This was the time when it seems like an unnecessary risky decision for arsenal which turn out to be the best for the situation. Arsenal were lagging from a long time in Paris but but still lamented constantly by the point stolen from their awkward tie of the section, and with David Ospina’s reputation as boosted as Edinson Cavani’s was worn-out. The locals are getting used to their Uruguayan’s recklessness. Ospina, on the other hand, has rarely affirmed such a positive impact on his own team’s display.
In the context of the outbreak of opportunities disillusioned by his goalkeeper, either parried, choked, or blocked, Arsène Wenger could validate his strategy, seemingly speculate in pre‑season that the Colombian will begin in Champions League ties.
He leaped from his line to suffocate at the feet of those Paris players plundering into the penalty area, whether Serge Aurier or Cavani. There were fine touches to rebound notwithstanding efforts from Ángel Di María, and even a enthusiasm to safekeeping from his box to nod away through-balls squeezed afar Arsenal’s backline. Ospina accomplished all this regardless of acknowledging after 42 seconds as his team reasonably dallied from the outset. Cavani had established his header vigorously into the corner from Aurier’s magnificent cross on the charge with Shkodran Mustafi seemingly distracted by the company of a second ball on the pitch, albeit on the detached touchline. The marking was more of a dispute.
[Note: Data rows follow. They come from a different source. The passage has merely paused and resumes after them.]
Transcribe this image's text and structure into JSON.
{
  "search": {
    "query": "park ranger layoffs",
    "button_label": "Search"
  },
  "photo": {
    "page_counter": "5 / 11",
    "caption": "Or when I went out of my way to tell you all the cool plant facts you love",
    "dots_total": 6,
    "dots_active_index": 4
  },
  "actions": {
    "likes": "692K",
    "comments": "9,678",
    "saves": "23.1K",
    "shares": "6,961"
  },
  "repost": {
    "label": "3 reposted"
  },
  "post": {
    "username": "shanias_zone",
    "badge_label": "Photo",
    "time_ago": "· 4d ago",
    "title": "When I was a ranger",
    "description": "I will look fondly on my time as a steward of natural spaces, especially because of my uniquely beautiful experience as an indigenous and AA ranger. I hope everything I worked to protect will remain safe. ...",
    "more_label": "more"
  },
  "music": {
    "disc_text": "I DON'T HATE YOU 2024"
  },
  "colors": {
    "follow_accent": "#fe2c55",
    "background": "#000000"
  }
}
For a few, tempting minutes, Cavani, a player who had shuddered for so long in the tail of Zlatan Ibrahimovic, must have cheered in the faith this would be lastly be his coming of age as PSG’s central striker. He could surely never have envisioned retiring at the end troubled by the frightening memory of Ospina. As Rio Ferdinand admitted in his role as a analyst, had Ibrahimovic featured in the Uruguayan’s stead, “Arsenal would have been run out of town”.
The view of the ball repeatedly dwindling to Cavani in front of goal nearly felt harsh by the end. His best opportunity to purge his fears had come just after the half-hour mark as Nacho Monreal glided on to a Marco Verratti through-ball and flourished only in poking the ball away from Laurent Koscielny and into the striker’s path. He bordered around the goalkeeper, for one of the solitary all night, but was unbalanced as the ball ran across him and could only spear the shot into the side-netting with the goal gaping. His evening worsened completely afterwards. He saw the broken man at the final whistle.
There was a miserable control on his ribcage inside the six-yard box before the break, and a progression of one on ones where Ospina’s zeal to head out at pace appeared to aggravate indecision in the forward’s line of attack. Every time he had time to think, he freaked out. The final miss, nine minutes from time, had the locals plaguing madly from the stands. And when asked Wenger said: “I’d tell him to keep looking for chances, and perhaps to relax a touch. He was actually good tonight, Cavani, and very effective in terms of his pressing. It would be interesting to see how much ground he covered and how many sprints he had.”
PSG needed more than sheer diligence. There is self-loathing at this club following the summer arrival of Unai Emery, and the leave-takings of the charismatic Ibrahimovic and David Luiz. They had so craved for a victory here to defend the manager’s appointment – as a figure deceptively likelier to bring a European trophy – in progression to Laurent Blanc, though Emery ended as flustered and anxious by his team’s insufficiency as his players.
Their miserable finishing was always expected to hurt them in the end and, when Mesut Özil fabricated an ingenious pass – one of his few eye-catching influences all night – to find the exceptional Alex Iwobi 12 minutes from time, the French were half-finished. The youngster’s shot was hard-pressed away by Alphonse Areola but only as far as Alexis Sánchez, loitering flouted near the penalty shot. His finish was ardent and Arsenal had their point.